Records from a data collection:
*** Begin section ***

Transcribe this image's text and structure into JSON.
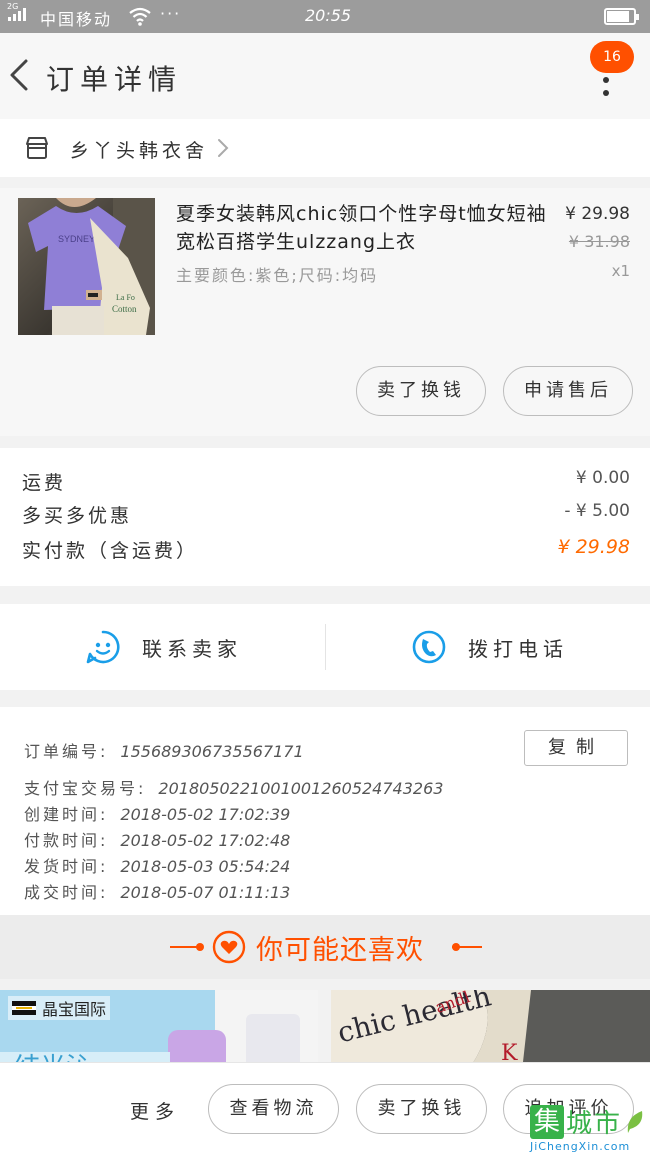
{
  "status_bar": {
    "network": "2G",
    "carrier": "中国移动",
    "more": "···",
    "time": "20:55",
    "battery_level": 0.85
  },
  "header": {
    "title": "订单详情",
    "badge_count": "16"
  },
  "shop": {
    "name": "乡丫头韩衣舍"
  },
  "product": {
    "image_text": "Cotton",
    "title": "夏季女装韩风chic领口个性字母t恤女短袖宽松百搭学生ulzzang上衣",
    "spec": "主要颜色:紫色;尺码:均码",
    "price_now": "¥ 29.98",
    "price_old": "¥ 31.98",
    "quantity": "x1",
    "buttons": [
      "卖了换钱",
      "申请售后"
    ]
  },
  "costs": [
    {
      "label": "运费",
      "value": "¥ 0.00"
    },
    {
      "label": "多买多优惠",
      "value": "- ¥ 5.00"
    },
    {
      "label": "实付款（含运费）",
      "value": "¥ 29.98"
    }
  ],
  "contact": {
    "seller_label": "联系卖家",
    "call_label": "拨打电话"
  },
  "order_info": {
    "copy_label": "复制",
    "lines": [
      {
        "key": "订单编号:",
        "value": "155689306735567171"
      },
      {
        "key": "支付宝交易号:",
        "value": "2018050221001001260524743263"
      },
      {
        "key": "创建时间:",
        "value": "2018-05-02 17:02:39"
      },
      {
        "key": "付款时间:",
        "value": "2018-05-02 17:02:48"
      },
      {
        "key": "发货时间:",
        "value": "2018-05-03 05:54:24"
      },
      {
        "key": "成交时间:",
        "value": "2018-05-07 01:11:13"
      }
    ]
  },
  "recommend": {
    "title": "你可能还喜欢",
    "card1_brand": "晶宝国际",
    "card1_text": "结光沁",
    "card2_text": "chic health"
  },
  "bottom_bar": {
    "more": "更多",
    "buttons": [
      "查看物流",
      "卖了换钱",
      "追加评价"
    ]
  },
  "watermark": {
    "mark": "集",
    "title": "城市",
    "url": "JiChengXin.com"
  },
  "colors": {
    "accent": "#ff5000",
    "price": "#ff6a00",
    "icon_blue": "#1a9ee8"
  }
}
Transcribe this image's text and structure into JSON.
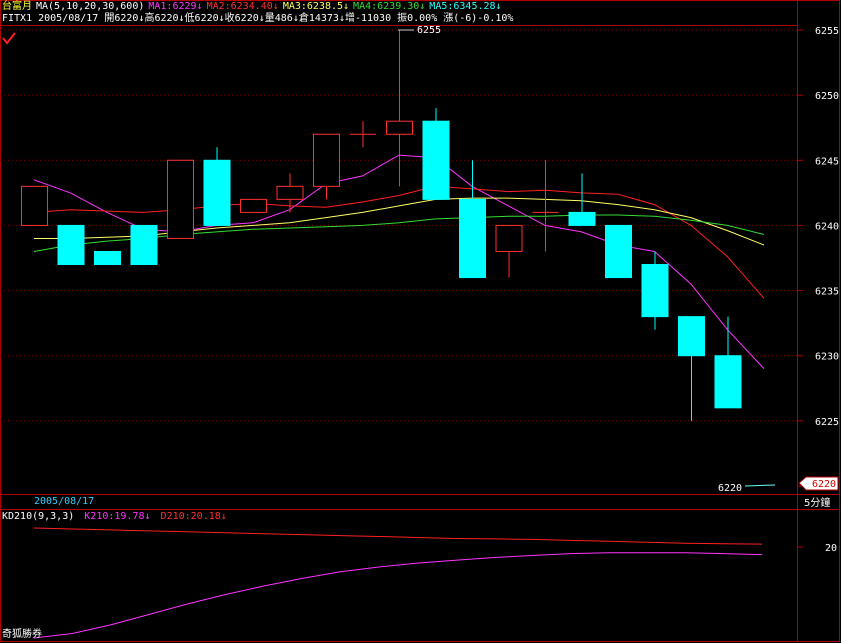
{
  "header": {
    "title": "台富月",
    "ma_periods": "MA(5,10,20,30,600)",
    "ma1": "MA1:6229↓",
    "ma2": "MA2:6234.40↓",
    "ma3": "MA3:6238.5↓",
    "ma4": "MA4:6239.30↓",
    "ma5": "MA5:6345.28↓",
    "line2": "FITX1 2005/08/17 開6220↓高6220↓低6220↓收6220↓量486↓倉14373↓增-11030 振0.00% 漲(-6)-0.10%"
  },
  "colors": {
    "background": "#000000",
    "frame": "#b00000",
    "up_candle": "#ff3030",
    "down_candle": "#00ffff",
    "ma1": "#ff33ff",
    "ma2": "#ff2020",
    "ma3": "#ffff66",
    "ma4": "#33dd33",
    "k_line": "#ff33ff",
    "d_line": "#ff2020",
    "text_white": "#ffffff",
    "text_cyan": "#33ffff"
  },
  "chart_data": {
    "type": "candlestick",
    "ylim": [
      6218,
      6257
    ],
    "y_ticks": [
      "6255",
      "6250",
      "6245",
      "6240",
      "6235",
      "6230",
      "6225",
      "6220"
    ],
    "max_label": "6255",
    "last_price_label": "6220",
    "candles": [
      {
        "o": 6240,
        "h": 6243,
        "l": 6240,
        "c": 6243
      },
      {
        "o": 6240,
        "h": 6240,
        "l": 6237,
        "c": 6237
      },
      {
        "o": 6238,
        "h": 6238,
        "l": 6237,
        "c": 6237
      },
      {
        "o": 6240,
        "h": 6240,
        "l": 6237,
        "c": 6237
      },
      {
        "o": 6239,
        "h": 6245,
        "l": 6239,
        "c": 6245
      },
      {
        "o": 6245,
        "h": 6246,
        "l": 6240,
        "c": 6240
      },
      {
        "o": 6241,
        "h": 6242,
        "l": 6241,
        "c": 6242
      },
      {
        "o": 6242,
        "h": 6244,
        "l": 6241,
        "c": 6243
      },
      {
        "o": 6243,
        "h": 6247,
        "l": 6242,
        "c": 6247
      },
      {
        "o": 6247,
        "h": 6248,
        "l": 6246,
        "c": 6247
      },
      {
        "o": 6247,
        "h": 6255,
        "l": 6243,
        "c": 6248
      },
      {
        "o": 6248,
        "h": 6249,
        "l": 6242,
        "c": 6242
      },
      {
        "o": 6242,
        "h": 6245,
        "l": 6236,
        "c": 6236
      },
      {
        "o": 6238,
        "h": 6240,
        "l": 6236,
        "c": 6240
      },
      {
        "o": 6241,
        "h": 6245,
        "l": 6238,
        "c": 6241
      },
      {
        "o": 6241,
        "h": 6244,
        "l": 6240,
        "c": 6240
      },
      {
        "o": 6240,
        "h": 6240,
        "l": 6236,
        "c": 6236
      },
      {
        "o": 6237,
        "h": 6238,
        "l": 6232,
        "c": 6233
      },
      {
        "o": 6233,
        "h": 6233,
        "l": 6225,
        "c": 6230
      },
      {
        "o": 6230,
        "h": 6233,
        "l": 6226,
        "c": 6226
      }
    ],
    "ma_lines": [
      {
        "name": "MA1",
        "values": [
          6243.5,
          6242.5,
          6241,
          6239.7,
          6239.5,
          6240,
          6240.2,
          6241.2,
          6243.2,
          6243.8,
          6245.4,
          6245.2,
          6243,
          6241.5,
          6240,
          6239.5,
          6238.5,
          6238,
          6235.5,
          6232,
          6229
        ]
      },
      {
        "name": "MA2",
        "values": [
          6241,
          6241.2,
          6241.1,
          6241,
          6241.2,
          6241.5,
          6241.7,
          6241.5,
          6241.4,
          6241.8,
          6242.3,
          6243,
          6242.8,
          6242.6,
          6242.7,
          6242.5,
          6242.4,
          6241.6,
          6240,
          6237.6,
          6234.4
        ]
      },
      {
        "name": "MA3",
        "values": [
          6239,
          6239,
          6239.1,
          6239.2,
          6239.5,
          6239.8,
          6240,
          6240.2,
          6240.6,
          6241,
          6241.5,
          6242,
          6242.1,
          6242.1,
          6242,
          6241.9,
          6241.6,
          6241.2,
          6240.6,
          6239.6,
          6238.5
        ]
      },
      {
        "name": "MA4",
        "values": [
          6238,
          6238.5,
          6238.8,
          6239,
          6239.3,
          6239.5,
          6239.7,
          6239.8,
          6239.9,
          6240,
          6240.2,
          6240.5,
          6240.6,
          6240.7,
          6240.7,
          6240.8,
          6240.8,
          6240.7,
          6240.4,
          6240,
          6239.3
        ]
      }
    ],
    "sub_chart": {
      "date_label": "2005/08/17",
      "title": "KD210(9,3,3)",
      "k_label": "K210:19.78↓",
      "d_label": "D210:20.18↓",
      "period_label": "5分鐘",
      "ylim": [
        10,
        21
      ],
      "y_tick": "20",
      "k_values": [
        10.2,
        10.9,
        11.8,
        12.9,
        14.0,
        15.0,
        15.9,
        16.7,
        17.4,
        17.9,
        18.3,
        18.6,
        18.9,
        19.1,
        19.3,
        19.4,
        19.4,
        19.4,
        19.3,
        19.2
      ],
      "d_values": [
        22.0,
        21.9,
        21.8,
        21.7,
        21.6,
        21.5,
        21.4,
        21.3,
        21.2,
        21.1,
        21.0,
        20.9,
        20.85,
        20.8,
        20.7,
        20.6,
        20.5,
        20.4,
        20.35,
        20.3
      ]
    }
  },
  "footer": {
    "brand": "奇狐勝券"
  }
}
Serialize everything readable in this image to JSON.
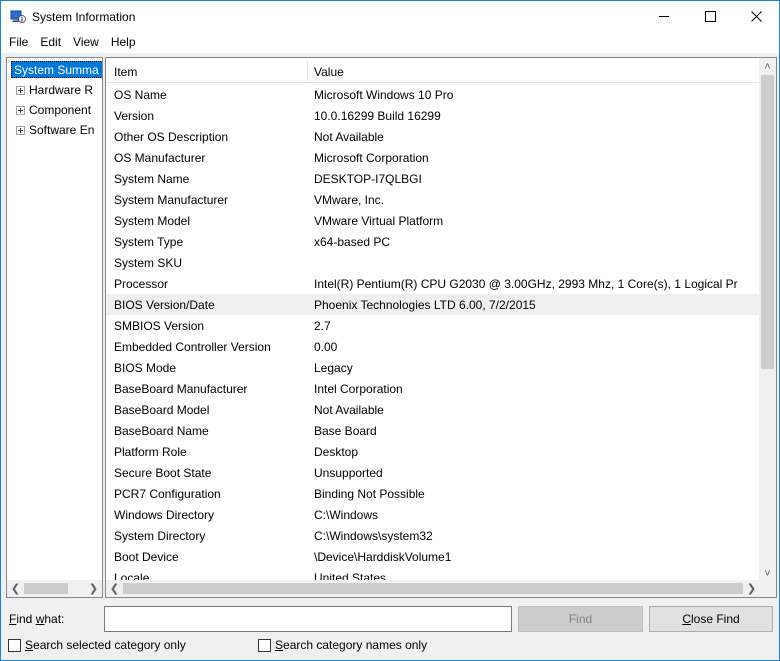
{
  "window": {
    "title": "System Information"
  },
  "menu": [
    "File",
    "Edit",
    "View",
    "Help"
  ],
  "tree": {
    "selected": "System Summa",
    "items": [
      "Hardware R",
      "Component",
      "Software En"
    ]
  },
  "table": {
    "headers": {
      "item": "Item",
      "value": "Value"
    },
    "rows": [
      {
        "item": "OS Name",
        "value": "Microsoft Windows 10 Pro"
      },
      {
        "item": "Version",
        "value": "10.0.16299 Build 16299"
      },
      {
        "item": "Other OS Description",
        "value": "Not Available"
      },
      {
        "item": "OS Manufacturer",
        "value": "Microsoft Corporation"
      },
      {
        "item": "System Name",
        "value": "DESKTOP-I7QLBGI"
      },
      {
        "item": "System Manufacturer",
        "value": "VMware, Inc."
      },
      {
        "item": "System Model",
        "value": "VMware Virtual Platform"
      },
      {
        "item": "System Type",
        "value": "x64-based PC"
      },
      {
        "item": "System SKU",
        "value": ""
      },
      {
        "item": "Processor",
        "value": "Intel(R) Pentium(R) CPU G2030 @ 3.00GHz, 2993 Mhz, 1 Core(s), 1 Logical Pr"
      },
      {
        "item": "BIOS Version/Date",
        "value": "Phoenix Technologies LTD 6.00, 7/2/2015"
      },
      {
        "item": "SMBIOS Version",
        "value": "2.7"
      },
      {
        "item": "Embedded Controller Version",
        "value": "0.00"
      },
      {
        "item": "BIOS Mode",
        "value": "Legacy"
      },
      {
        "item": "BaseBoard Manufacturer",
        "value": "Intel Corporation"
      },
      {
        "item": "BaseBoard Model",
        "value": "Not Available"
      },
      {
        "item": "BaseBoard Name",
        "value": "Base Board"
      },
      {
        "item": "Platform Role",
        "value": "Desktop"
      },
      {
        "item": "Secure Boot State",
        "value": "Unsupported"
      },
      {
        "item": "PCR7 Configuration",
        "value": "Binding Not Possible"
      },
      {
        "item": "Windows Directory",
        "value": "C:\\Windows"
      },
      {
        "item": "System Directory",
        "value": "C:\\Windows\\system32"
      },
      {
        "item": "Boot Device",
        "value": "\\Device\\HarddiskVolume1"
      },
      {
        "item": "Locale",
        "value": "United States"
      }
    ],
    "highlighted_index": 10
  },
  "find": {
    "label_accel": "F",
    "label_rest_1": "ind ",
    "label_accel_2": "w",
    "label_rest_2": "hat:",
    "input_value": "",
    "find_button_accel": "",
    "find_button_label": "Find",
    "close_find_accel": "C",
    "close_find_rest": "lose Find",
    "check_selected_accel": "S",
    "check_selected_rest": "earch selected category only",
    "check_names_accel": "S",
    "check_names_rest": "earch category names only"
  },
  "icons": {
    "app": "system-information-icon",
    "minimize": "minimize-icon",
    "maximize": "maximize-icon",
    "close": "close-icon"
  }
}
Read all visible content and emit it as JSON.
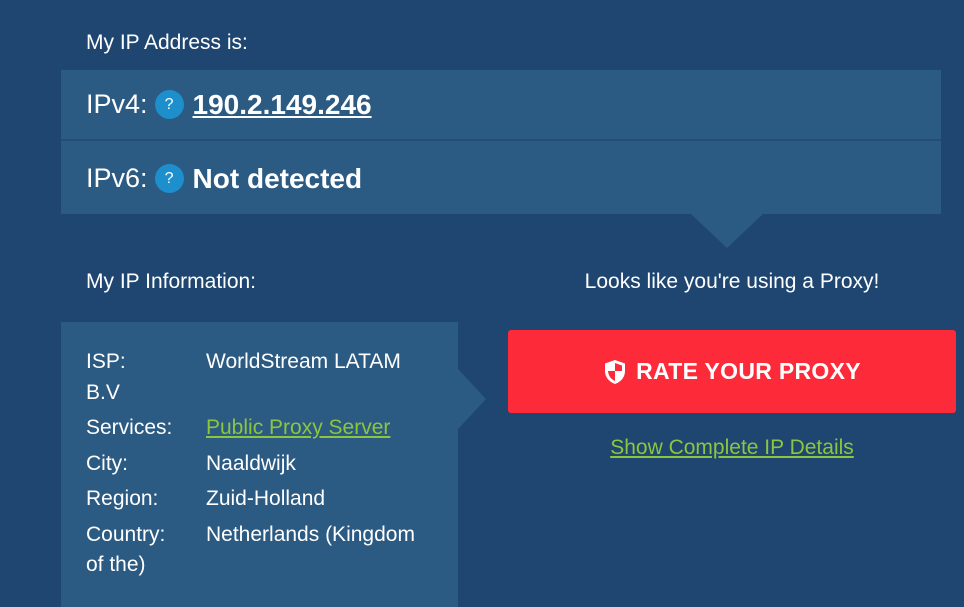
{
  "ip_section": {
    "heading": "My IP Address is:",
    "ipv4": {
      "label": "IPv4:",
      "help": "?",
      "value": "190.2.149.246"
    },
    "ipv6": {
      "label": "IPv6:",
      "help": "?",
      "value": "Not detected"
    }
  },
  "info_section": {
    "heading": "My IP Information:",
    "isp": {
      "key": "ISP:",
      "value_line1": "WorldStream LATAM",
      "value_line2": "B.V"
    },
    "services": {
      "key": "Services:",
      "value": "Public Proxy Server"
    },
    "city": {
      "key": "City:",
      "value": "Naaldwijk"
    },
    "region": {
      "key": "Region:",
      "value": "Zuid-Holland"
    },
    "country": {
      "key": "Country:",
      "value_line1": "Netherlands (Kingdom",
      "value_line2": "of the)"
    }
  },
  "proxy_section": {
    "message": "Looks like you're using a Proxy!",
    "rate_button": {
      "label": "RATE YOUR PROXY",
      "icon": "shield-icon"
    },
    "details_link": "Show Complete IP Details"
  },
  "colors": {
    "background": "#1e4670",
    "panel": "#2b5a82",
    "accent_red": "#fd2a3a",
    "link_green": "#8cc63e",
    "help_blue": "#1d8fcc"
  }
}
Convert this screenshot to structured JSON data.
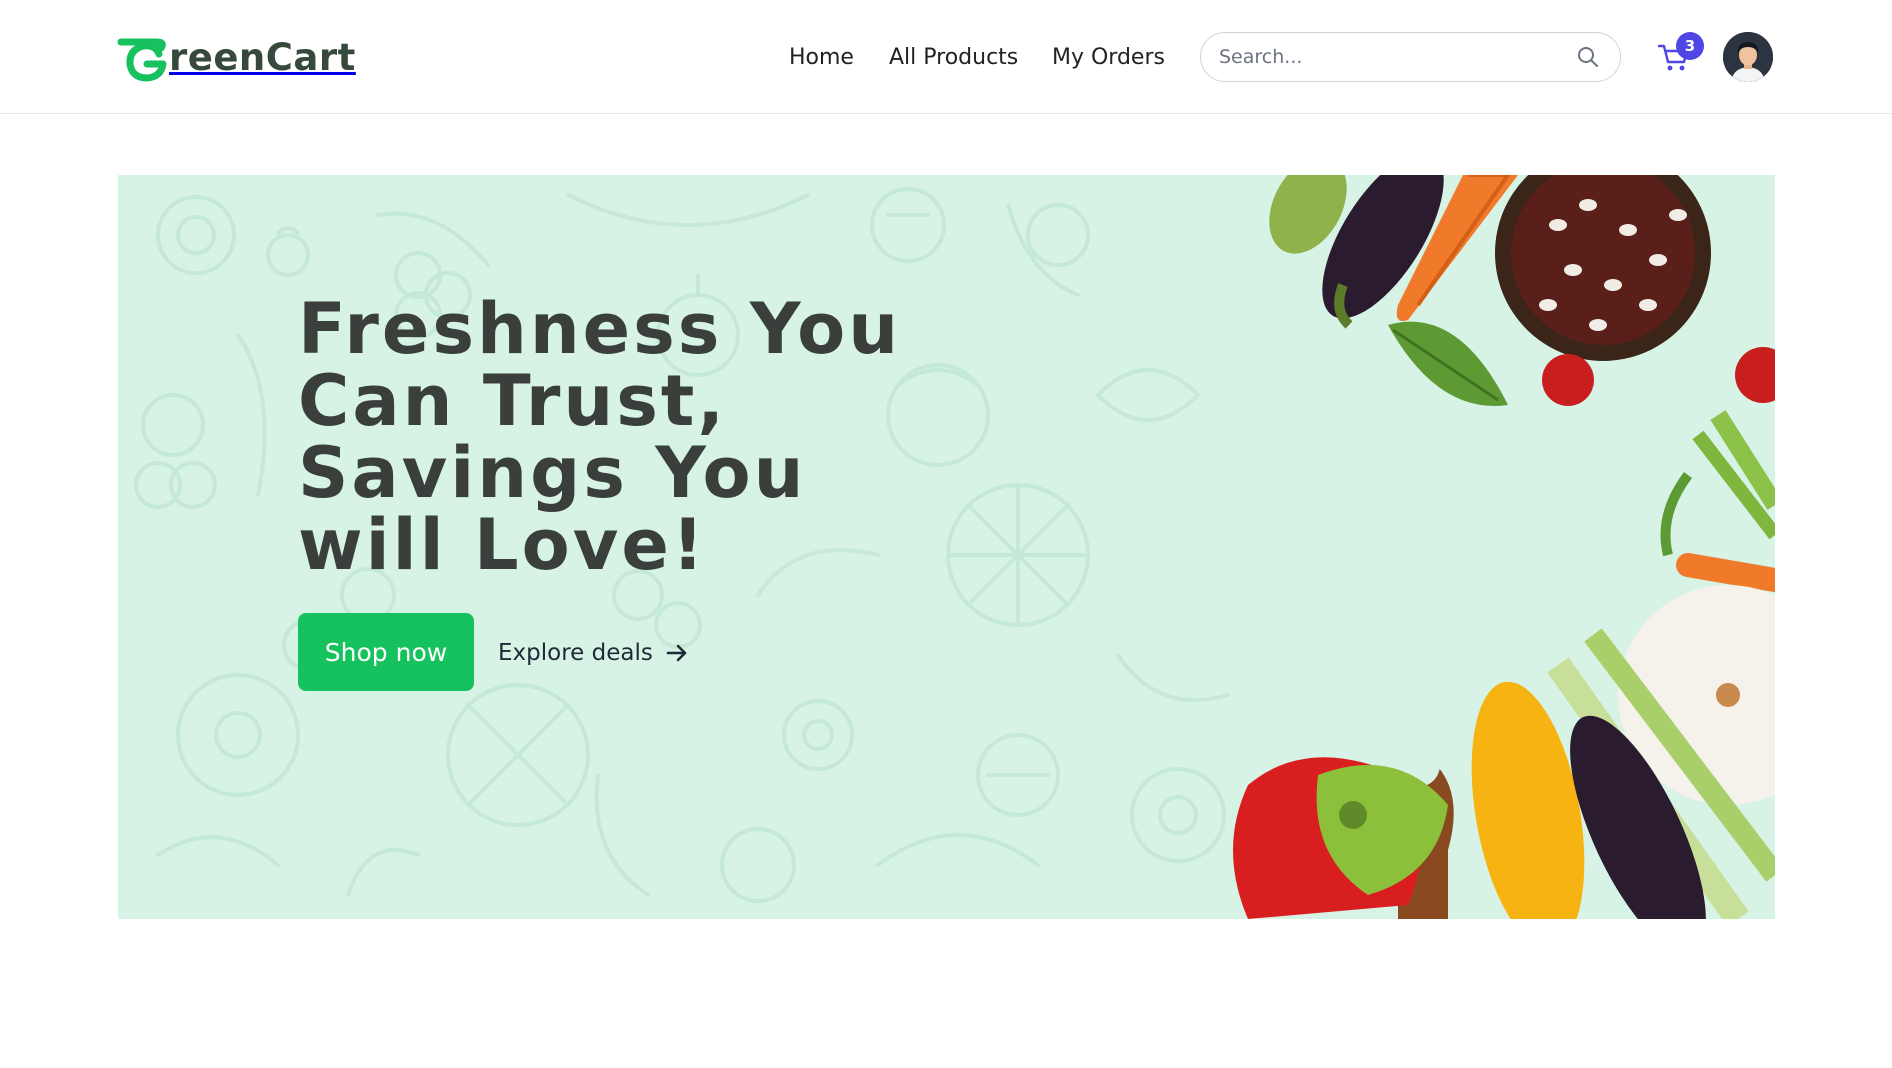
{
  "brand": {
    "name": "reenCart",
    "mark_letter": "G",
    "logo_colors": {
      "mark": "#17c15e",
      "text": "#36493b"
    }
  },
  "nav": {
    "links": [
      {
        "label": "Home"
      },
      {
        "label": "All Products"
      },
      {
        "label": "My Orders"
      }
    ]
  },
  "search": {
    "placeholder": "Search...",
    "icon": "search-icon"
  },
  "cart": {
    "icon": "cart-icon",
    "count": "3",
    "badge_color": "#4f46e5",
    "icon_color": "#4f46e5"
  },
  "user": {
    "icon": "avatar"
  },
  "hero": {
    "title": "Freshness You Can Trust, Savings You will Love!",
    "background_color": "#d6f3e6",
    "primary_cta": {
      "label": "Shop now",
      "color": "#16c25e"
    },
    "secondary_cta": {
      "label": "Explore deals",
      "icon": "arrow-right-icon"
    }
  }
}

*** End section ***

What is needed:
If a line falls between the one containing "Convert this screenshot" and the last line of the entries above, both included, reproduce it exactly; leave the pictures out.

Task response:
Convert this screenshot to structured JSON data.
{
  "brand": {
    "name": "reenCart",
    "mark_letter": "G",
    "logo_colors": {
      "mark": "#17c15e",
      "text": "#36493b"
    }
  },
  "nav": {
    "links": [
      {
        "label": "Home"
      },
      {
        "label": "All Products"
      },
      {
        "label": "My Orders"
      }
    ]
  },
  "search": {
    "placeholder": "Search...",
    "icon": "search-icon"
  },
  "cart": {
    "icon": "cart-icon",
    "count": "3",
    "badge_color": "#4f46e5",
    "icon_color": "#4f46e5"
  },
  "user": {
    "icon": "avatar"
  },
  "hero": {
    "title": "Freshness You Can Trust, Savings You will Love!",
    "background_color": "#d6f3e6",
    "primary_cta": {
      "label": "Shop now",
      "color": "#16c25e"
    },
    "secondary_cta": {
      "label": "Explore deals",
      "icon": "arrow-right-icon"
    }
  }
}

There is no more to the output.